Good morning, folks. Happy Monday! Call me crazy, but I actually like Mondays. The start of a new week, the familiar routine… (Don’t get me wrong, I would so much rather have an eternal weekend!) But I just don’t mind Mondays, is all.
Who doesn’t have a case of the Mondays? This girl!
So it’s about time that I get another Military Monday post up here. My dear friend Brittany is about to embark on that adventure, so she inspired me to get more info out there for all the spouses who need a clue as to how to make it in the world of camo. She also got a mini-care package for the 10 weeks her hubs is going to be gone training:
Love ya, Britt!
Today’s topic? Do’s & Don’ts for those last few weeks/days leading up to separation.
FYI: This isn’t exclusive to military deployments. This advice can be helpful to anyone who is about to be separated from their spouse for any reason or period of time, (i.e. business trips, short trainings, week-long hunting trips…) So if you know anyone in that boat, feel free to pass this along!
Here we go:
- DO – be intentional to make quality, alone time before separation day. This may sound obvious, but you’d be surprised how quickly those last few weeks pre-deployment fly by. You’ll both be busy preparing and saying goodbye to friends and family, that it’s really easy to fill up your calendar, quick. When you find out about the separation, make the first thing you schedule in the quality alone time, and don’t push it around to meet other people’s schedules.
- DON’T – expect the last few days before separation to be quality time with your service member. He or she will most likely have already mentally checked-out those T-2 or 3 days before leaving. They have a big thing coming up that they are anxious or excited about, and the deployment starts for them mentally one or two days before actually getting on that bus. (Do you remember the week or night before your wedding?
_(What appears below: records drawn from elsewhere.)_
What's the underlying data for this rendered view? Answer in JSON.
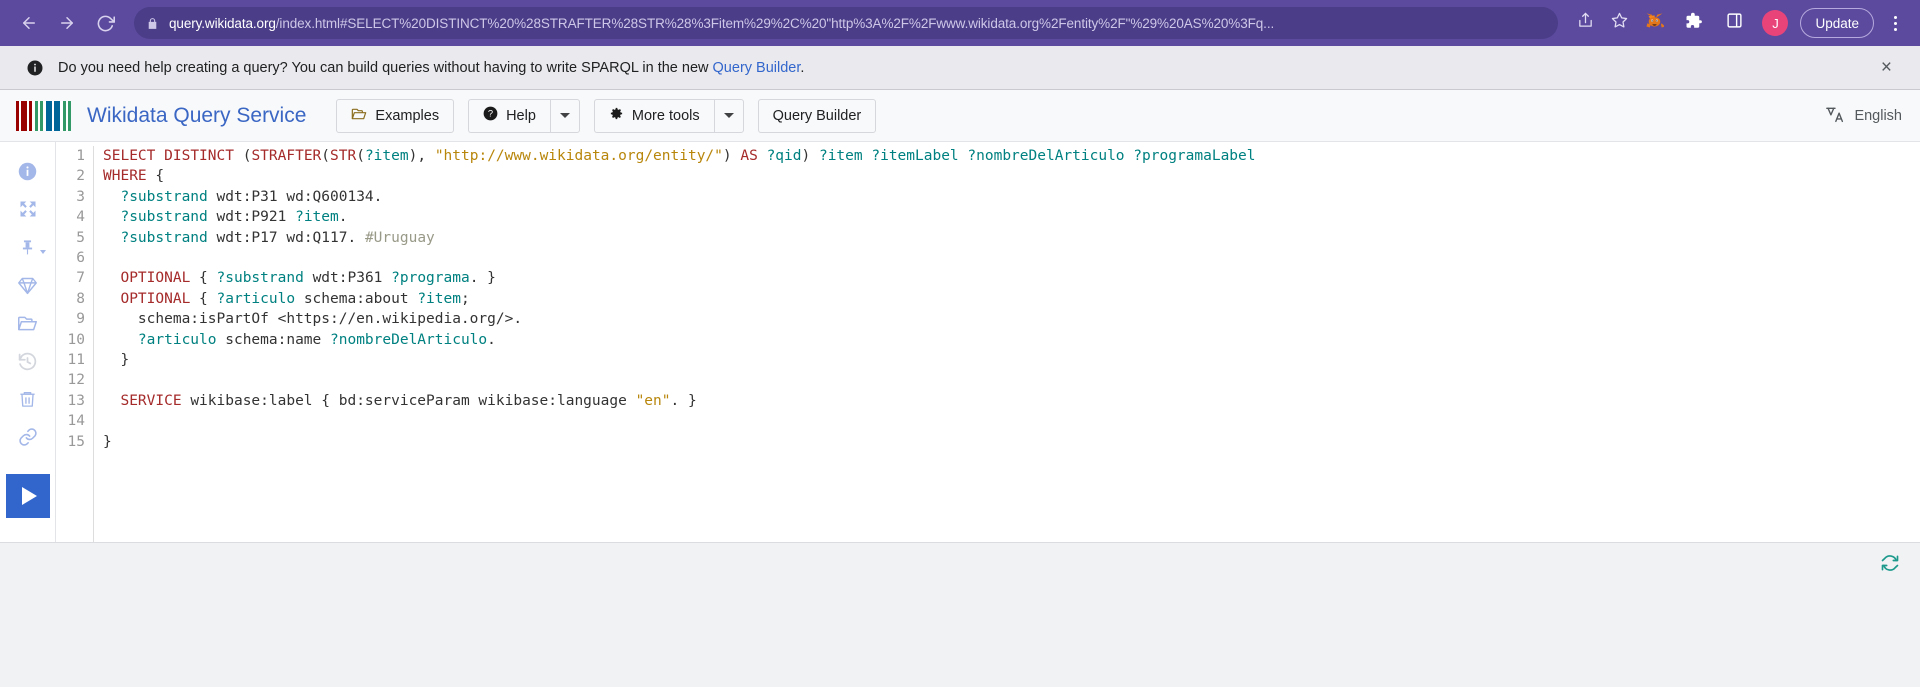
{
  "browser": {
    "back_icon": "arrow-left-icon",
    "forward_icon": "arrow-right-icon",
    "reload_icon": "reload-icon",
    "lock_icon": "lock-icon",
    "url_host": "query.wikidata.org",
    "url_path": "/index.html#SELECT%20DISTINCT%20%28STRAFTER%28STR%28%3Fitem%29%2C%20\"http%3A%2F%2Fwww.wikidata.org%2Fentity%2F\"%29%20AS%20%3Fq...",
    "share_icon": "share-icon",
    "bookmark_icon": "star-icon",
    "extension_metamask_icon": "metamask-fox-icon",
    "extensions_icon": "puzzle-piece-icon",
    "sidepanel_icon": "side-panel-icon",
    "profile_initial": "J",
    "update_label": "Update",
    "menu_icon": "kebab-menu-icon"
  },
  "notification": {
    "icon": "info-circle-icon",
    "text_before": "Do you need help creating a query? You can build queries without having to write SPARQL in the new ",
    "link_label": "Query Builder",
    "text_after": ".",
    "close_label": "×"
  },
  "header": {
    "logo_name": "wikidata-logo",
    "logo_bars": [
      {
        "color": "#990000",
        "width": 3
      },
      {
        "color": "#ffffff",
        "width": 2
      },
      {
        "color": "#990000",
        "width": 6
      },
      {
        "color": "#ffffff",
        "width": 2
      },
      {
        "color": "#990000",
        "width": 3
      },
      {
        "color": "#ffffff",
        "width": 3
      },
      {
        "color": "#339966",
        "width": 3
      },
      {
        "color": "#ffffff",
        "width": 2
      },
      {
        "color": "#339966",
        "width": 3
      },
      {
        "color": "#ffffff",
        "width": 3
      },
      {
        "color": "#006699",
        "width": 6
      },
      {
        "color": "#ffffff",
        "width": 2
      },
      {
        "color": "#006699",
        "width": 6
      },
      {
        "color": "#ffffff",
        "width": 3
      },
      {
        "color": "#339966",
        "width": 3
      },
      {
        "color": "#ffffff",
        "width": 2
      },
      {
        "color": "#339966",
        "width": 3
      }
    ],
    "brand": "Wikidata Query Service",
    "examples_label": "Examples",
    "examples_icon": "folder-open-icon",
    "help_label": "Help",
    "help_icon": "question-circle-icon",
    "more_tools_label": "More tools",
    "more_tools_icon": "gear-icon",
    "query_builder_label": "Query Builder",
    "language_icon": "translate-icon",
    "language_label": "English",
    "brand_color": "#3a66c4"
  },
  "rail": {
    "items": [
      {
        "name": "info-icon",
        "label": "info"
      },
      {
        "name": "expand-icon",
        "label": "full screen"
      },
      {
        "name": "pin-icon",
        "label": "pin",
        "caret": true
      },
      {
        "name": "diamond-icon",
        "label": "prefixes"
      },
      {
        "name": "folder-open-icon",
        "label": "open"
      },
      {
        "name": "history-icon",
        "label": "history",
        "disabled": true
      },
      {
        "name": "trash-icon",
        "label": "clear"
      },
      {
        "name": "link-icon",
        "label": "link"
      }
    ],
    "run_icon": "play-icon",
    "run_color": "#3366cc"
  },
  "editor": {
    "line_numbers": [
      "1",
      "2",
      "3",
      "4",
      "5",
      "6",
      "7",
      "8",
      "9",
      "10",
      "11",
      "12",
      "13",
      "14",
      "15"
    ],
    "lines": [
      "SELECT DISTINCT (STRAFTER(STR(?item), \"http://www.wikidata.org/entity/\") AS ?qid) ?item ?itemLabel ?nombreDelArticulo ?programaLabel",
      "WHERE {",
      "  ?substrand wdt:P31 wd:Q600134.",
      "  ?substrand wdt:P921 ?item.",
      "  ?substrand wdt:P17 wd:Q117. #Uruguay",
      "",
      "  OPTIONAL { ?substrand wdt:P361 ?programa. }",
      "  OPTIONAL { ?articulo schema:about ?item;",
      "    schema:isPartOf <https://en.wikipedia.org/>.",
      "    ?articulo schema:name ?nombreDelArticulo.",
      "  }",
      "",
      "  SERVICE wikibase:label { bd:serviceParam wikibase:language \"en\". }",
      "",
      "}"
    ]
  },
  "footer": {
    "refresh_icon": "refresh-icon",
    "refresh_color": "#1b998b"
  }
}
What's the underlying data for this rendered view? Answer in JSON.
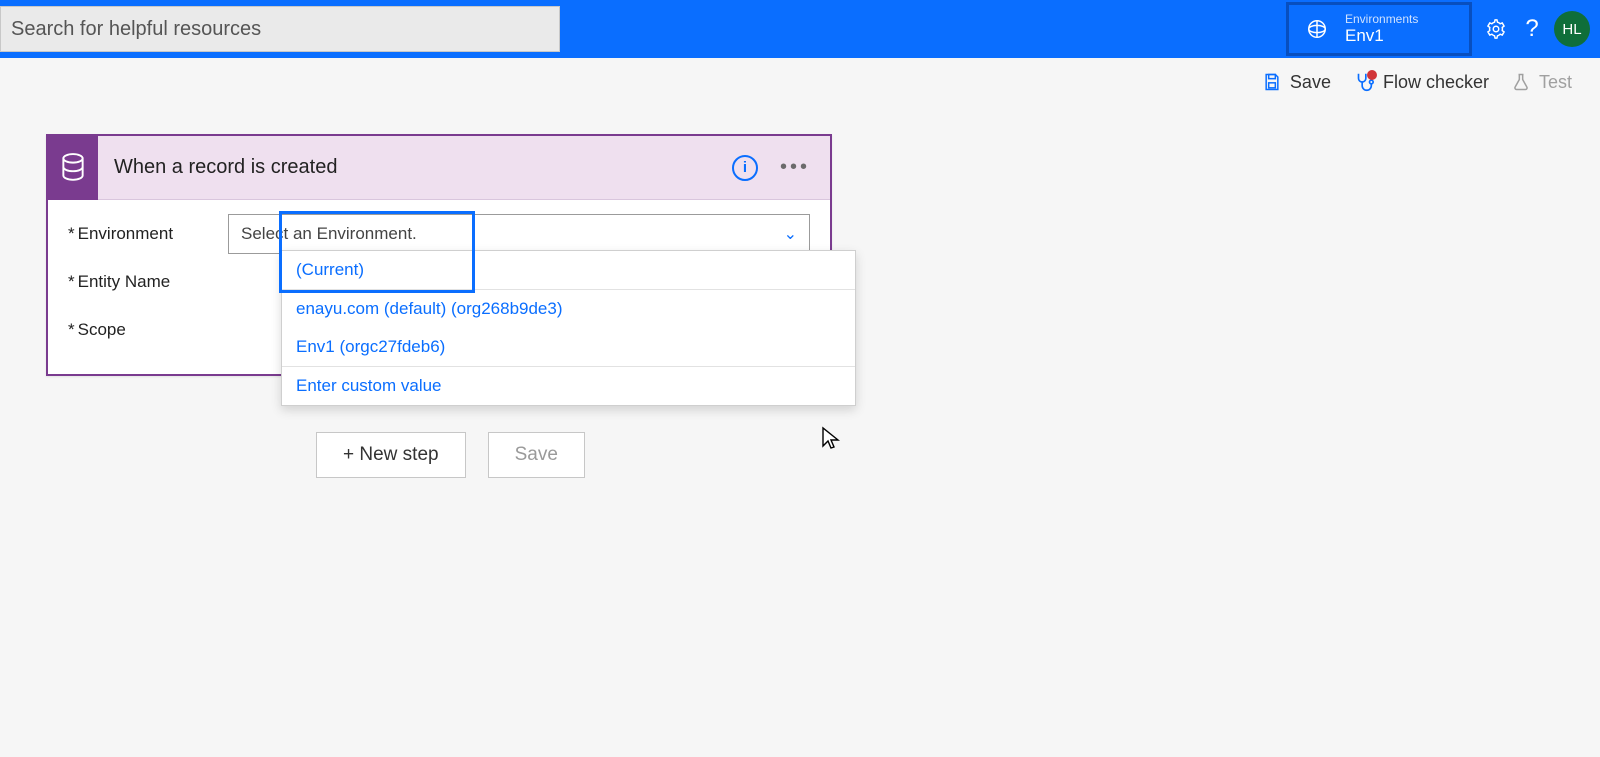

Or before leaving for college? You were preoccupied. Imagine pre-deployment!)
- DO – be understanding and as supportive as you can. It is so easy to develop a victim mentality when a spouse leaves for deployment. To be frank, it’s not all about you. Your spouse is about to leave behind friends, family, and comforts of home to do a service, and he needs as much love and support as you can muster. I know I struggled with not having a pity party as he started to prepare to leave. It’s natural to feel that way, but ask God to help you overcome the self-pity and help and support your husband as you are able. (In other words, no whining!)
- DON’T – develop a victim mentality. (Mentioned above).
- DO – rely on the support of friends and family. The loneliest night of the entire deployment was the night Jason left. I drove back to the hotel room after saying goodbye, got ready for bed, and crawled under the empty covers alone. It was a bizarre, lonely feeling, and I would have loved to have had friends or family to hang out with that night. People may vary on this, but I would suggest staying with a close friend or family that first night apart, then work your way back into routine from there. The first cut is the deepest, baby I know!
- DON’T – worry! Being apart is going to be hard, but you’re going to make it. Spend less time worrying about how sucky it’s going to be and more time trusting God’s plan and purpose for you and your spouse during this time. He is going to teach you so much during this time apart, and grow and bless your marriage as a result of it. You’re going to learn to rely on Him in new ways, subsequently growing in intimacy with Him. Don’t waste any energy worrying about what you cannot control. He’s got this!
There ya have it, folks. Hope this advice blesses you (or someone you know) in some way, and feel free to comment below for any additional advice or experiences you may have! Good luck with your upcoming separation, and know that I am thinking and praying for you!
For past Military Monday posts:
- Dear Military Spouse (My #1 Advice for You)
- Know Your Rank
- How-to: Choose a Home Sight-Unseen
- How-to: Find a Job or Volunteer as a Military Spouse
- Deployment Survival Kit for Spouse